INSTRUCTIONS FOR THE TASK → Reproduce the records precisely. Every line should be included.

MATERIAL PROVIDED →
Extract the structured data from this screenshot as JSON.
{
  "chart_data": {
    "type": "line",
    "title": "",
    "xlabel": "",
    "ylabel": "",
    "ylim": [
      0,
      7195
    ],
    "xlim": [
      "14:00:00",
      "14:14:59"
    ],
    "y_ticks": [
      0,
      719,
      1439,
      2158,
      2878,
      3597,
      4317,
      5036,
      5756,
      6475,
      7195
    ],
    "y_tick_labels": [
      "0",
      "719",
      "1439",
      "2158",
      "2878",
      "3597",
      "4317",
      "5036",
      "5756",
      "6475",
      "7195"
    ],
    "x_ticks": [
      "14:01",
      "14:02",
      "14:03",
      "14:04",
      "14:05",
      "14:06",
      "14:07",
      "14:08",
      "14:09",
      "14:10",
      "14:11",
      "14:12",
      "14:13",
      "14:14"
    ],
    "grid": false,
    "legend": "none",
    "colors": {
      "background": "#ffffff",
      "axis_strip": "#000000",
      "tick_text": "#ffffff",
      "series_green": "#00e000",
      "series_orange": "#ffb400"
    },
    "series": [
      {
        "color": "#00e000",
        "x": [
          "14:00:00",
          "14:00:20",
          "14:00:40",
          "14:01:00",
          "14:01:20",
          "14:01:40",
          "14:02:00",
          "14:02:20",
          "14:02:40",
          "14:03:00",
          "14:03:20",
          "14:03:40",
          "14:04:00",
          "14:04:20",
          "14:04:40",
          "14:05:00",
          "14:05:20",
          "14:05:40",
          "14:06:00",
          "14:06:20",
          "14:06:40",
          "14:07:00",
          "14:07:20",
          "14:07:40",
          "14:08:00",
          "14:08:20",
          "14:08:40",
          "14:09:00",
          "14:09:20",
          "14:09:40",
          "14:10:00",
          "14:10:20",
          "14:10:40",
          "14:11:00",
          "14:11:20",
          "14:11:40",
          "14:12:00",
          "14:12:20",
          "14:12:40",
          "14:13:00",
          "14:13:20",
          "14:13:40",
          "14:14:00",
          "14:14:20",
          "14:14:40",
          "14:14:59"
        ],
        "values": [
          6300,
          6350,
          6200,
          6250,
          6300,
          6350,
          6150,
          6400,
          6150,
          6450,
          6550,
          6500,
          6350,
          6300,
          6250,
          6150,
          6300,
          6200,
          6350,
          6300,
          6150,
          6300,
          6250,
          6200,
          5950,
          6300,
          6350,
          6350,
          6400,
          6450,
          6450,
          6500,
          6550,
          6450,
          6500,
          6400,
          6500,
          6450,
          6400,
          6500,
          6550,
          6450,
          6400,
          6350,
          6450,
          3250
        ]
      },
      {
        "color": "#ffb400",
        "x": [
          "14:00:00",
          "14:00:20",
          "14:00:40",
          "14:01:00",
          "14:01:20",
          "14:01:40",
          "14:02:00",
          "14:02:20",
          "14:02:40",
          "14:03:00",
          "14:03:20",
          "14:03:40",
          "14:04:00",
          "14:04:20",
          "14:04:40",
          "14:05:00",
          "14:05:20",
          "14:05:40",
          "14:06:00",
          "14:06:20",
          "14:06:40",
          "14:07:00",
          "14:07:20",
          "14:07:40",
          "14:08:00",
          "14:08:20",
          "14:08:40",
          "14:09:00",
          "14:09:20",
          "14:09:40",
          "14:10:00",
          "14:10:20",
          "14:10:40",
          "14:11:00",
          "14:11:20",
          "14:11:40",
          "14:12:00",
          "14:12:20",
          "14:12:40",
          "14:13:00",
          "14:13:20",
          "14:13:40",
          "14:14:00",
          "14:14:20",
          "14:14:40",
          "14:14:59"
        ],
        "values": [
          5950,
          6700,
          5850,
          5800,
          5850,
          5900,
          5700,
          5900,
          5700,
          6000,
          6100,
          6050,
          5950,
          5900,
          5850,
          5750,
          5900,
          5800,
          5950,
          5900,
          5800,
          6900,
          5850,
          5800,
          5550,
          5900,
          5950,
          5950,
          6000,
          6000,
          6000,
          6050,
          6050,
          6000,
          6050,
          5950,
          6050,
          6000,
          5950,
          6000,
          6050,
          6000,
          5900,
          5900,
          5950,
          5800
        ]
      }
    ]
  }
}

RESULT BELOW →
Extract the structured data from this screenshot as JSON.
{
  "chart_data": {
    "type": "line",
    "title": "",
    "xlabel": "",
    "ylabel": "",
    "ylim": [
      0,
      7195
    ],
    "xlim": [
      "14:00:00",
      "14:14:59"
    ],
    "y_ticks": [
      0,
      719,
      1439,
      2158,
      2878,
      3597,
      4317,
      5036,
      5756,
      6475,
      7195
    ],
    "y_tick_labels": [
      "0",
      "719",
      "1439",
      "2158",
      "2878",
      "3597",
      "4317",
      "5036",
      "5756",
      "6475",
      "7195"
    ],
    "x_ticks": [
      "14:01",
      "14:02",
      "14:03",
      "14:04",
      "14:05",
      "14:06",
      "14:07",
      "14:08",
      "14:09",
      "14:10",
      "14:11",
      "14:12",
      "14:13",
      "14:14"
    ],
    "grid": false,
    "legend": "none",
    "colors": {
      "background": "#ffffff",
      "axis_strip": "#000000",
      "tick_text": "#ffffff",
      "series_green": "#00e000",
      "series_orange": "#ffb400"
    },
    "series": [
      {
        "color": "#00e000",
        "x": [
          "14:00:00",
          "14:00:20",
          "14:00:40",
          "14:01:00",
          "14:01:20",
          "14:01:40",
          "14:02:00",
          "14:02:20",
          "14:02:40",
          "14:03:00",
          "14:03:20",
          "14:03:40",
          "14:04:00",
          "14:04:20",
          "14:04:40",
          "14:05:00",
          "14:05:20",
          "14:05:40",
          "14:06:00",
          "14:06:20",
          "14:06:40",
          "14:07:00",
          "14:07:20",
          "14:07:40",
          "14:08:00",
          "14:08:20",
          "14:08:40",
          "14:09:00",
          "14:09:20",
          "14:09:40",
          "14:10:00",
          "14:10:20",
          "14:10:40",
          "14:11:00",
          "14:11:20",
          "14:11:40",
          "14:12:00",
          "14:12:20",
          "14:12:40",
          "14:13:00",
          "14:13:20",
          "14:13:40",
          "14:14:00",
          "14:14:20",
          "14:14:40",
          "14:14:59"
        ],
        "values": [
          6300,
          6350,
          6200,
          6250,
          6300,
          6350,
          6150,
          6400,
          6150,
          6450,
          6550,
          6500,
          6350,
          6300,
          6250,
          6150,
          6300,
          6200,
          6350,
          6300,
          6150,
          6300,
          6250,
          6200,
          5950,
          6300,
          6350,
          6350,
          6400,
          6450,
          6450,
          6500,
          6550,
          6450,
          6500,
          6400,
          6500,
          6450,
          6400,
          6500,
          6550,
          6450,
          6400,
          6350,
          6450,
          3250
        ]
      },
      {
        "color": "#ffb400",
        "x": [
          "14:00:00",
          "14:00:20",
          "14:00:40",
          "14:01:00",
          "14:01:20",
          "14:01:40",
          "14:02:00",
          "14:02:20",
          "14:02:40",
          "14:03:00",
          "14:03:20",
          "14:03:40",
          "14:04:00",
          "14:04:20",
          "14:04:40",
          "14:05:00",
          "14:05:20",
          "14:05:40",
          "14:06:00",
          "14:06:20",
          "14:06:40",
          "14:07:00",
          "14:07:20",
          "14:07:40",
          "14:08:00",
          "14:08:20",
          "14:08:40",
          "14:09:00",
          "14:09:20",
          "14:09:40",
          "14:10:00",
          "14:10:20",
          "14:10:40",
          "14:11:00",
          "14:11:20",
          "14:11:40",
          "14:12:00",
          "14:12:20",
          "14:12:40",
          "14:13:00",
          "14:13:20",
          "14:13:40",
          "14:14:00",
          "14:14:20",
          "14:14:40",
          "14:14:59"
        ],
        "values": [
          5950,
          6700,
          5850,
          5800,
          5850,
          5900,
          5700,
          5900,
          5700,
          6000,
          6100,
          6050,
          5950,
          5900,
          5850,
          5750,
          5900,
          5800,
          5950,
          5900,
          5800,
          6900,
          5850,
          5800,
          5550,
          5900,
          5950,
          5950,
          6000,
          6000,
          6000,
          6050,
          6050,
          6000,
          6050,
          5950,
          6050,
          6000,
          5950,
          6000,
          6050,
          6000,
          5900,
          5900,
          5950,
          5800
        ]
      }
    ]
  }
}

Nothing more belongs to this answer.